Ball, Lawrence and N. Gregory Mankiw, 1995, “Relative Price Changes as Aggregate Supply Shocks,” The Quarterly Journal of Economics, Vol. CX, Issue No. 1.
Bryan, Michael, Stephen Cecchetti, and Rodney Wiggins, 1997, “Efficient Inflation Estimation,” National Bureau of Economic Research (NBER) Working Paper No. 6183.
Debelle, Guy and Cheng Lim, 1998, “Preliminary Considerations of an Inflation Targeting Framework for the Philippines,” IMF Working Paper 98/39.
Wozniak, Przemyslaw, 1998, “Relative Prices and Inflation in Poland, 1989–1997: The Special Role of Administered Price Increases,” World Bank Policy Research Working Paper No. 1879.
Prepared by Robert Wescott.
For a more complete analysis of the inflation process in Poland, including in-period and out-of-period simulations with a simple multivariate econometric model, see Peter Christoffersen and Robert Wescott, “Is Poland Ready for Inflation Targeting?” IMF Working Paper, (forthcoming).

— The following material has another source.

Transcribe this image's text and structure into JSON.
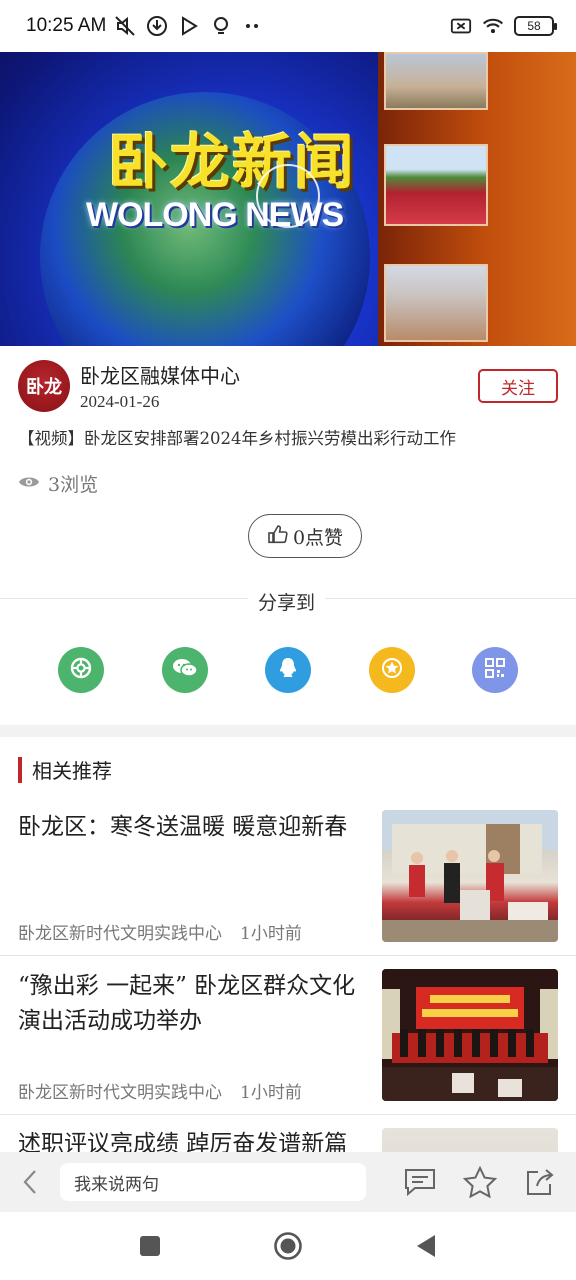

In fact, Wozniak (1998), using a modeling framework suggested by Ball and Mankiw, has estimated that the large administered price increases associated with transition in Poland produced substantial upward inflationary pressures between 1989 and 1997.
This non-normality is confirmed by statistical tests. Applying a Jarque-Bera test for the null hypothesis of normality leads to a rejection at the 1 percent level for both the top and middle panels of Figure 2.
The last panel in Figure 3 depicts an index of the thirteen government affected goods and service prices weighted together by their respective weights in the CPI (and re-based).
These outliers reflect the effects of a change of government and large expected movements in administered prices.
Using conventional augmented Dickey-Fuller (ADF) tests, the null hypothesis of a unit root cannot be rejected for most of the indicators. Taking first differences and reapplying the ADF tests, the presence of a unit root is typically rejected when including one lag. When including more than one lag on the right-hand-side, the power of the ADF tests drops, and the null hypothesis of a unit root again often cannot be rejected. Although an argument could be made for keeping the interest rates in levels, it was decided to work with first differences of all variables in the analysis below.
The variable mnemonics are listed in Table 1.
Figures for the impulse responses for the other three inflation measures are not presented in the interests of saving space, but generally they show slightly less significant results than for the mean-trimmed inflation case (T20).
The lag-length is fixed at 4 months in the bivariate regressions underlying Figure 5.
This is probably because both the unemployment rate and CPI inflation in Poland have been falling monotonically for most of the 1990s and labor markets have not yet reached equilibrium.